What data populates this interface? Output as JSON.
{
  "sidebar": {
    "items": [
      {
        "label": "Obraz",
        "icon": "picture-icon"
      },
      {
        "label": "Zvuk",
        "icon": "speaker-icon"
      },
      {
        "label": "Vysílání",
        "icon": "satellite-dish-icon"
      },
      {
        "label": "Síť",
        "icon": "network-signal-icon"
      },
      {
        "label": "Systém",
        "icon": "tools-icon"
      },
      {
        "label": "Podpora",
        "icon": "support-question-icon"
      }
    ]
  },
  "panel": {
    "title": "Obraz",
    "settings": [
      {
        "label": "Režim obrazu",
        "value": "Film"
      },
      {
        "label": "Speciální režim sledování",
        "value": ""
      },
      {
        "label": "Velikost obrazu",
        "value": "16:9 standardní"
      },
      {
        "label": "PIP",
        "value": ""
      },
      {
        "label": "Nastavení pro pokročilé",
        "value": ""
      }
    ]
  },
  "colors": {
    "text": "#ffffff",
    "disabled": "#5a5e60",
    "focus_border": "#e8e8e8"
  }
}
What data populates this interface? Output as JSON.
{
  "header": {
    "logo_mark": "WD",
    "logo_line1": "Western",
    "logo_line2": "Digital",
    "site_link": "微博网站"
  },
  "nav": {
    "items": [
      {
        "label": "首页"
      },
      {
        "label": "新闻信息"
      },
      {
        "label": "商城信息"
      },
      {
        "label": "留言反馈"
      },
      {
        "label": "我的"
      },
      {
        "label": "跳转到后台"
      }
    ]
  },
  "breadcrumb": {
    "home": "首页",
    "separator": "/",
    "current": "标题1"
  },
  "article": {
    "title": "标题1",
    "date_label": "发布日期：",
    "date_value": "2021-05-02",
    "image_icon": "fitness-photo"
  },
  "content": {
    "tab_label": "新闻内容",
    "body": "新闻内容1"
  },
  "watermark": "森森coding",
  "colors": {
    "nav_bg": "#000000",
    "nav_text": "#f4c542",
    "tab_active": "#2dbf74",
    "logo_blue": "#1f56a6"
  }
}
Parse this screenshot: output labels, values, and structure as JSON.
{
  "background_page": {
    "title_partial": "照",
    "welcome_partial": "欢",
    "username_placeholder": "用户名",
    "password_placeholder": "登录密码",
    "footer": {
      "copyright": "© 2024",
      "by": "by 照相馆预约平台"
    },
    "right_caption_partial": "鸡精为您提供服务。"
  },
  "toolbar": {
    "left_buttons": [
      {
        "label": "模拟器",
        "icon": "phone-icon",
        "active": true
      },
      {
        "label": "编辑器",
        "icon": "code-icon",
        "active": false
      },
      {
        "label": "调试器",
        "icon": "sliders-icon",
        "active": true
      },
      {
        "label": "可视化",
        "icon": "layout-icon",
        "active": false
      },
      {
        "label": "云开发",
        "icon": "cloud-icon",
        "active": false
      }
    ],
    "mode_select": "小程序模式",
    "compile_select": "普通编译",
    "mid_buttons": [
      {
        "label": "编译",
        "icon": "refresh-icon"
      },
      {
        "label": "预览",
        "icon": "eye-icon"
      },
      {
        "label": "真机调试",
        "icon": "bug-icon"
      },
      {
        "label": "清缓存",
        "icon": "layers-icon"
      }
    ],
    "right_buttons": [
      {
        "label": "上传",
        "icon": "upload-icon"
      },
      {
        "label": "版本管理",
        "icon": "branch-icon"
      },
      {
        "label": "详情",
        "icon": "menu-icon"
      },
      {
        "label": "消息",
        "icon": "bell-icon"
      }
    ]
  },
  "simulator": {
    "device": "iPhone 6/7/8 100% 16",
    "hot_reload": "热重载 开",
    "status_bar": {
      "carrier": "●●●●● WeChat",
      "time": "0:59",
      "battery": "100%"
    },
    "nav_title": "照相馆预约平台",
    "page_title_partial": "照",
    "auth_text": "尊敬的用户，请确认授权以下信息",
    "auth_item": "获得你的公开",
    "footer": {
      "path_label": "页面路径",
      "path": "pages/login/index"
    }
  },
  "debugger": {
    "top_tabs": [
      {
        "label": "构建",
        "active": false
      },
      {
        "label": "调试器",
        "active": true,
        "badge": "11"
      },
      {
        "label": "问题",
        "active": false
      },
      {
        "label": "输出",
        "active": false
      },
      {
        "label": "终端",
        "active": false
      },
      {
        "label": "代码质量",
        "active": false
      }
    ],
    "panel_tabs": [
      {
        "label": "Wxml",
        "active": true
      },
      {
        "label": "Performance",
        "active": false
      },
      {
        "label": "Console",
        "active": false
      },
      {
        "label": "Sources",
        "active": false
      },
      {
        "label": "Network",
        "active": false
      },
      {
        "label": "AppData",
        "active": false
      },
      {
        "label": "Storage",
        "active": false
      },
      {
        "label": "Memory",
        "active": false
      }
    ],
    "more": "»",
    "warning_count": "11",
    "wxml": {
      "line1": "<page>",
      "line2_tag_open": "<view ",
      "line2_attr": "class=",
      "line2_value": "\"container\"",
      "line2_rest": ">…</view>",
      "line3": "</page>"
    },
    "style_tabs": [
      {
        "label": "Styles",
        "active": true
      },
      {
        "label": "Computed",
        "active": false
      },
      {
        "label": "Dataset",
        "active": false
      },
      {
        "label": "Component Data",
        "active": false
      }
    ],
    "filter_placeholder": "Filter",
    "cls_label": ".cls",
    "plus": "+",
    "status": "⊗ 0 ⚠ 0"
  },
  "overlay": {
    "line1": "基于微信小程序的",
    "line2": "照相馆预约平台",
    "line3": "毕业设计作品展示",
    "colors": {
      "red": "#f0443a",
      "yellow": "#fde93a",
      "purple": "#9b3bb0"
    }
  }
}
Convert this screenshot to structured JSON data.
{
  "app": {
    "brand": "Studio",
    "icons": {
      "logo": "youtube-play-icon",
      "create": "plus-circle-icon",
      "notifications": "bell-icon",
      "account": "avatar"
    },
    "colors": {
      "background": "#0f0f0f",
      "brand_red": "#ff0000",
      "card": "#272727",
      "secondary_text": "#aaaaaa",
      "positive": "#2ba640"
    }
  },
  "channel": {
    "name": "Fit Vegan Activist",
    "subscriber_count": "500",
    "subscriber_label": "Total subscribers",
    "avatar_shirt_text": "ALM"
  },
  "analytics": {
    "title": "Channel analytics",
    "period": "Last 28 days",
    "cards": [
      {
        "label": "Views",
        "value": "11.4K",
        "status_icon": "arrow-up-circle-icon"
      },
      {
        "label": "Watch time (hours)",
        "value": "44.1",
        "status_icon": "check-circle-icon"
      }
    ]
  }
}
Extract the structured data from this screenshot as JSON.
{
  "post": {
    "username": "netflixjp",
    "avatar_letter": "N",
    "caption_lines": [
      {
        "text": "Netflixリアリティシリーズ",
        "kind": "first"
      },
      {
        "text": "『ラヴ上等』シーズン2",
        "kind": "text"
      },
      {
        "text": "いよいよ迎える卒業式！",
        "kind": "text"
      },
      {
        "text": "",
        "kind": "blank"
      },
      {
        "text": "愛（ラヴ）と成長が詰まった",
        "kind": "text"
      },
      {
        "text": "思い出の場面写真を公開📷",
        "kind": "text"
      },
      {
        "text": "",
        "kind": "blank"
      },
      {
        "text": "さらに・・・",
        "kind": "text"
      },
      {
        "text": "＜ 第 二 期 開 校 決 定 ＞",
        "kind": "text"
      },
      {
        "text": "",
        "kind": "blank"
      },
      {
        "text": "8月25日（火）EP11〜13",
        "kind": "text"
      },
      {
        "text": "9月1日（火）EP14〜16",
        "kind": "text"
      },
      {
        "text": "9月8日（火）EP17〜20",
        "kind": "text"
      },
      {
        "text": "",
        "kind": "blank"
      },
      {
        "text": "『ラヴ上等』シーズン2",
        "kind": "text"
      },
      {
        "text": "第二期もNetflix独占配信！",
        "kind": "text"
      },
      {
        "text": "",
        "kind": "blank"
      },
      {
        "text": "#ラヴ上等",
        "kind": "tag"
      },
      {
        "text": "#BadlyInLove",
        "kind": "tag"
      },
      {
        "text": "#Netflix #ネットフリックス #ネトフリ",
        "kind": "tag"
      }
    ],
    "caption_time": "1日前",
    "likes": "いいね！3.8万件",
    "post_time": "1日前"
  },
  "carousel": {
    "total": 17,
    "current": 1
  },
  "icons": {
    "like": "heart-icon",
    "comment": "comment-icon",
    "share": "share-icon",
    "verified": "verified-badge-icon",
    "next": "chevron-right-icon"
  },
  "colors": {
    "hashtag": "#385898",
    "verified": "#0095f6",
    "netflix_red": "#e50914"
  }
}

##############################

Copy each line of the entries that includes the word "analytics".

EXERCISE SOLUTION
  "analytics": {
    "title": "Channel analytics",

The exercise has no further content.